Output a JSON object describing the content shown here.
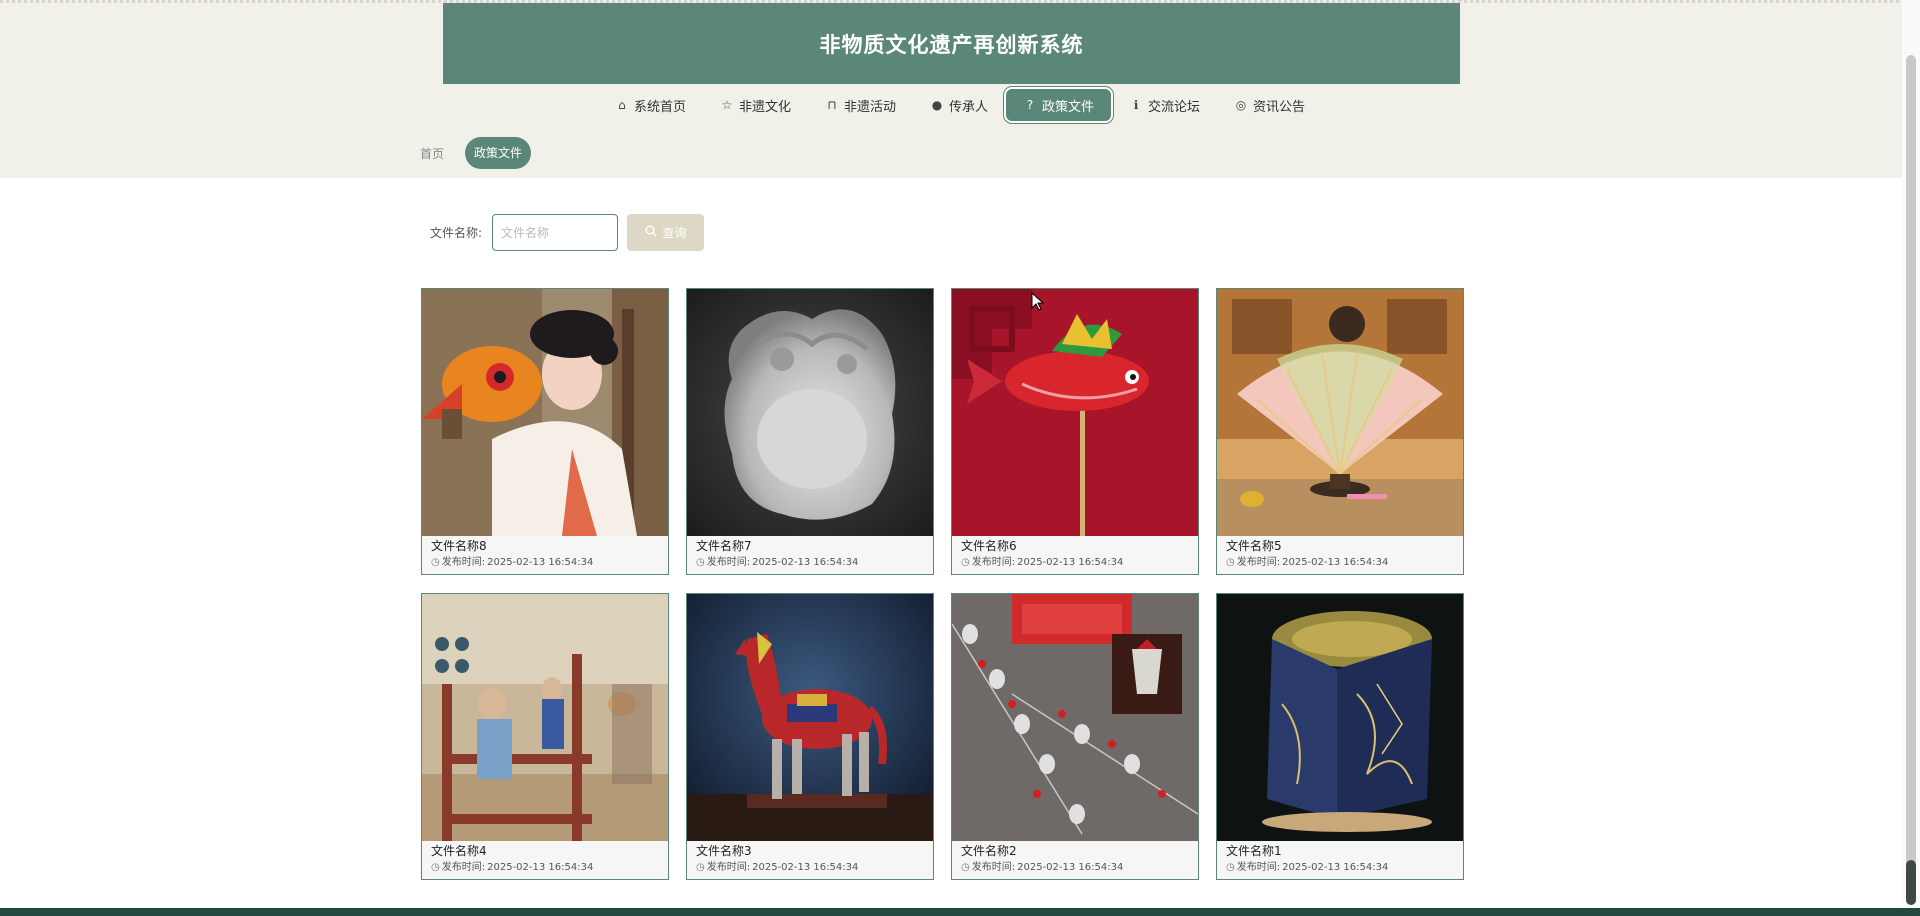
{
  "header": {
    "title": "非物质文化遗产再创新系统"
  },
  "nav": [
    {
      "label": "系统首页",
      "icon": "home-icon",
      "glyph": "⌂",
      "active": false
    },
    {
      "label": "非遗文化",
      "icon": "star-icon",
      "glyph": "☆",
      "active": false
    },
    {
      "label": "非遗活动",
      "icon": "bag-icon",
      "glyph": "⊓",
      "active": false
    },
    {
      "label": "传承人",
      "icon": "info-icon",
      "glyph": "●",
      "active": false
    },
    {
      "label": "政策文件",
      "icon": "question-icon",
      "glyph": "?",
      "active": true
    },
    {
      "label": "交流论坛",
      "icon": "info-circle-icon",
      "glyph": "ℹ",
      "active": false
    },
    {
      "label": "资讯公告",
      "icon": "globe-icon",
      "glyph": "◎",
      "active": false
    }
  ],
  "breadcrumb": {
    "home": "首页",
    "current": "政策文件"
  },
  "search": {
    "label": "文件名称:",
    "placeholder": "文件名称",
    "value": "",
    "button_label": "查询"
  },
  "cards": [
    {
      "title": "文件名称8",
      "time_label": "发布时间:",
      "time": "2025-02-13 16:54:34",
      "image": "woman-with-fish-lantern"
    },
    {
      "title": "文件名称7",
      "time_label": "发布时间:",
      "time": "2025-02-13 16:54:34",
      "image": "carved-jade-plaque"
    },
    {
      "title": "文件名称6",
      "time_label": "发布时间:",
      "time": "2025-02-13 16:54:34",
      "image": "red-fish-lantern"
    },
    {
      "title": "文件名称5",
      "time_label": "发布时间:",
      "time": "2025-02-13 16:54:34",
      "image": "folding-fan"
    },
    {
      "title": "文件名称4",
      "time_label": "发布时间:",
      "time": "2025-02-13 16:54:34",
      "image": "wooden-loom-workshop"
    },
    {
      "title": "文件名称3",
      "time_label": "发布时间:",
      "time": "2025-02-13 16:54:34",
      "image": "tang-horse-figure"
    },
    {
      "title": "文件名称2",
      "time_label": "发布时间:",
      "time": "2025-02-13 16:54:34",
      "image": "opera-mask-ornaments"
    },
    {
      "title": "文件名称1",
      "time_label": "发布时间:",
      "time": "2025-02-13 16:54:34",
      "image": "paper-lamp"
    }
  ],
  "colors": {
    "accent": "#5a8778",
    "band": "#f1f0e9",
    "button": "#dcd8c5",
    "footer": "#22493f"
  }
}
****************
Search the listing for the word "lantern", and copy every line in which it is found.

### Answer to this problem
      "image": "woman-with-fish-lantern"
      "image": "red-fish-lantern"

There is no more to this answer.